With the backing of local residents, Northumberland County Council is in the process of making a provisional Tree Preservation Order on the 8.5 hectare Goodie Patchy woodland. The area, on the south bank of the Tweed estuary in Berwick, provides a link between the communities of Tweedmouth and Spittal.
It is also the only major area of woodland in the estuary area. The patch is particularly popular with dog walkers. Ross Weddle, from the local residents association which has been campaigning to protect the site, said: “The St. Boisil’s Residents Association is really happy that the process is now underway to protect the trees and that the council has listened to the collective will of the community.”
After the provisional Tree Preservation Order is in place, there will be a statutory period of consultation with the local community to let local residents put forward their views about the proposal to introduce a Tree Preservation Order on the land.
Councillor Allan Hepple, cabinet member accountable for planning strategy at Northumberland County Council, said: “The woodland has dominated this part of the estuary for centuries and contains species of ash, sycamore, apple, plum and wild cherry.
“The introduction of a provisional order has the full backing of local residents in Tweedmouth and Spittal who have future plans to turn it into England’s most northerly community woodland.”

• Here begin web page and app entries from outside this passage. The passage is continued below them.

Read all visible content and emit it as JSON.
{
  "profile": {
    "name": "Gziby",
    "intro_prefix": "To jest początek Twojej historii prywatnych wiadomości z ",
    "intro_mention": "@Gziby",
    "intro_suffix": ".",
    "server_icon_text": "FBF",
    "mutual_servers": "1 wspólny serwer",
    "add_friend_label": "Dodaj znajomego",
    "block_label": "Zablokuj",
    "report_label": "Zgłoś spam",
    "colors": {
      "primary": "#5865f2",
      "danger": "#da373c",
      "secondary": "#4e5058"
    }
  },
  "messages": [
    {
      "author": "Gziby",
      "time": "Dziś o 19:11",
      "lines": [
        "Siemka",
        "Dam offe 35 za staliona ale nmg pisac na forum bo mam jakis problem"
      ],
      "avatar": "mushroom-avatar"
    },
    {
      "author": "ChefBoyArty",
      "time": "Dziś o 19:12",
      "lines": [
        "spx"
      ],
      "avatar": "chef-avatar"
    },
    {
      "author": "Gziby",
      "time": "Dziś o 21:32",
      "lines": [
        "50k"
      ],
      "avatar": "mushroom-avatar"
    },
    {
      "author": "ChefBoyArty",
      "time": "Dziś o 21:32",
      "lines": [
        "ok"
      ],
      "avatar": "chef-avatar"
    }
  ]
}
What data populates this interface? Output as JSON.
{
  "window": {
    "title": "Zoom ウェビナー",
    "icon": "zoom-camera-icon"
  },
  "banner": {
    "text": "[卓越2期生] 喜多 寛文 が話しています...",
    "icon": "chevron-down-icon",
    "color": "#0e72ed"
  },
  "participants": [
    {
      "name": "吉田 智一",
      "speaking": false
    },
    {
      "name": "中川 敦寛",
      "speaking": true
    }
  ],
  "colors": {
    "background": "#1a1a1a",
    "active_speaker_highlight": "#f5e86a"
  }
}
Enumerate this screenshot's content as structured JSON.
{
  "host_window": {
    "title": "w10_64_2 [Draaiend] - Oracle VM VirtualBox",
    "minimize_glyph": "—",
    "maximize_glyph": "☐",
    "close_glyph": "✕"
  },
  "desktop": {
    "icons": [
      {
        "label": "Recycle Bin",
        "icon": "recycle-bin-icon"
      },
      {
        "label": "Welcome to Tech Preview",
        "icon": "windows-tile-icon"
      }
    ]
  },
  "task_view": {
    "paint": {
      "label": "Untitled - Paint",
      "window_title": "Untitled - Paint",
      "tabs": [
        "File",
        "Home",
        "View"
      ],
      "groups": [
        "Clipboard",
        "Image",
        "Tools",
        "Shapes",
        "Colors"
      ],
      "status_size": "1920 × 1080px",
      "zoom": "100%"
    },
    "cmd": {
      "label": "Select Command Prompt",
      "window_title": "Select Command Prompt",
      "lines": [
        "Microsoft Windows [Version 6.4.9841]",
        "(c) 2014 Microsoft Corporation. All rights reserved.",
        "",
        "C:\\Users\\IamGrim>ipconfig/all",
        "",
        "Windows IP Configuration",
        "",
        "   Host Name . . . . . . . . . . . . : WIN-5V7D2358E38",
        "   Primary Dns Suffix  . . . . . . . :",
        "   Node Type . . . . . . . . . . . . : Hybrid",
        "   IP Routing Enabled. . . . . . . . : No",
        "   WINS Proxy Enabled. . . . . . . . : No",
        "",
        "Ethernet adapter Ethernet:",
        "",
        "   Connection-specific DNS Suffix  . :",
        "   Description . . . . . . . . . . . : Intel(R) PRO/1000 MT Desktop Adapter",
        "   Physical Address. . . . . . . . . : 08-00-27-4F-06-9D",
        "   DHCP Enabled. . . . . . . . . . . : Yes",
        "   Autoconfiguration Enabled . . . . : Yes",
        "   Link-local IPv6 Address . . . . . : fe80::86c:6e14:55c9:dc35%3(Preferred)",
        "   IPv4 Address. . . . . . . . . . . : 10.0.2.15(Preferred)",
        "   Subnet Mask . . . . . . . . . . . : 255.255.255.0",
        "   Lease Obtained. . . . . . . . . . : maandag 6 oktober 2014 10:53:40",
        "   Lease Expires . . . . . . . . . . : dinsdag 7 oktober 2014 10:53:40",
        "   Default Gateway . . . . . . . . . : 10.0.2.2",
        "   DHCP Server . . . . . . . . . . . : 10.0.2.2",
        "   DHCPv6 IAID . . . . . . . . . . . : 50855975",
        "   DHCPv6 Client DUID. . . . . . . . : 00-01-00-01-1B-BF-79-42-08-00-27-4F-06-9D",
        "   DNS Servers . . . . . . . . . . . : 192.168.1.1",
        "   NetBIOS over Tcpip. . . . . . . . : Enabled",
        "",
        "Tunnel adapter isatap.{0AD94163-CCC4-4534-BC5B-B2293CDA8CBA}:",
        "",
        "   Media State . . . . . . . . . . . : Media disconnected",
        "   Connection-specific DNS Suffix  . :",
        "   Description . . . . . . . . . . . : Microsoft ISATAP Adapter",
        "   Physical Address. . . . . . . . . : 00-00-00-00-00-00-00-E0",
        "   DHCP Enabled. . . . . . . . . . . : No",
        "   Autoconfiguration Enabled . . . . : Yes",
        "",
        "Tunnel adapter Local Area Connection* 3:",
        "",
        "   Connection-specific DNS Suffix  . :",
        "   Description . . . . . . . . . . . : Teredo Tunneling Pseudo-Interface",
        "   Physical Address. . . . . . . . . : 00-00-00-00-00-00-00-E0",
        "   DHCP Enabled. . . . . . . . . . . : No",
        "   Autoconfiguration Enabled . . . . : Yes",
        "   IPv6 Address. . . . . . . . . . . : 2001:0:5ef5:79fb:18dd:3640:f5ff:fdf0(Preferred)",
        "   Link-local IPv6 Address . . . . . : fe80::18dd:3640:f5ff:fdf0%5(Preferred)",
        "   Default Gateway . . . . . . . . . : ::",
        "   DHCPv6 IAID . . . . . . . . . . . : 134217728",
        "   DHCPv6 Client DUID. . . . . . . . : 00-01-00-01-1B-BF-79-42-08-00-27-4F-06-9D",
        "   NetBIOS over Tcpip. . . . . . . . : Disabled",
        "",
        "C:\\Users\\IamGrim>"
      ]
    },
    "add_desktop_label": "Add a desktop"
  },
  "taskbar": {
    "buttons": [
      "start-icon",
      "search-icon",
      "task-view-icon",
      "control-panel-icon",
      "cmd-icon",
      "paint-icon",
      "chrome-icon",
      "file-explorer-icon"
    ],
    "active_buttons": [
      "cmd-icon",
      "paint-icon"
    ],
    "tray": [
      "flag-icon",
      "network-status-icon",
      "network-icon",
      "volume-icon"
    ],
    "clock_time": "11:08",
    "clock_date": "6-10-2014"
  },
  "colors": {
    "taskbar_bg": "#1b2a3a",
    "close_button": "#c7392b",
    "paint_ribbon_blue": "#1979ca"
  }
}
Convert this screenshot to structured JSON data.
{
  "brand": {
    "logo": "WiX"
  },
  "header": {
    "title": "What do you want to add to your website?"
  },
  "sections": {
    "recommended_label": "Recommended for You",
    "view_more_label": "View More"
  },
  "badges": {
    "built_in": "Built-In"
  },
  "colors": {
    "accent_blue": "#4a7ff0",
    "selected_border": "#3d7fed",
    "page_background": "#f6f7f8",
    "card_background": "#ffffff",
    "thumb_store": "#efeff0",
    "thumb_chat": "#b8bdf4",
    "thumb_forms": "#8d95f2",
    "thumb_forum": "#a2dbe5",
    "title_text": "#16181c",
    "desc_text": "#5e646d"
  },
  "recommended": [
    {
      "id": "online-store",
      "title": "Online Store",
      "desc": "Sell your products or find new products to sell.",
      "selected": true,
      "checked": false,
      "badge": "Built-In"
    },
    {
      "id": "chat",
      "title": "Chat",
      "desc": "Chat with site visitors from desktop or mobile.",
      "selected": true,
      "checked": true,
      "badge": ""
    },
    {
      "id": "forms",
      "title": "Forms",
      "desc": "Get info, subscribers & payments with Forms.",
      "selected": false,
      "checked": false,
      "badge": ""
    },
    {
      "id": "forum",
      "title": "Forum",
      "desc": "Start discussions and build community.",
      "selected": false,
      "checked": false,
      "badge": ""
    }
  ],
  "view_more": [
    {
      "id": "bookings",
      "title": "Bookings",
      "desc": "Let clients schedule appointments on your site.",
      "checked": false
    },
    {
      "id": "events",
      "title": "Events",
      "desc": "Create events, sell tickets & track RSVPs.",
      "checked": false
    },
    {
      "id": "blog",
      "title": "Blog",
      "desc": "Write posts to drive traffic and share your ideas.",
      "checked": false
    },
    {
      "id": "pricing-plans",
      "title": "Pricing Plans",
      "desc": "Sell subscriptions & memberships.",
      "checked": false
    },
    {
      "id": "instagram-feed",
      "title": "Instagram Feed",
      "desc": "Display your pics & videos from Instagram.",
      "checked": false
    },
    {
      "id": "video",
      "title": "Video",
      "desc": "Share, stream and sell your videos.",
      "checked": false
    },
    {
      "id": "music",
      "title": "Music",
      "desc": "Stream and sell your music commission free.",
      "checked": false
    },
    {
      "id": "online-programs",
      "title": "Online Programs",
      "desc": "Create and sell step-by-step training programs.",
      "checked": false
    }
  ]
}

A Tree Preservation Order is made by a local planning authority to protect specific trees, groups of trees or woodlands in the interests of amenity.
An Order makes it an offence to cut down, top, lop, uproot or cause intentional damage or destruction of the trees protected by it without the local planning authority’s permission.
Concerns have been raised in the past about the potential for infringement on the woodland by developers. A Tree Preservation Order would make the possibility for encroachment impossible.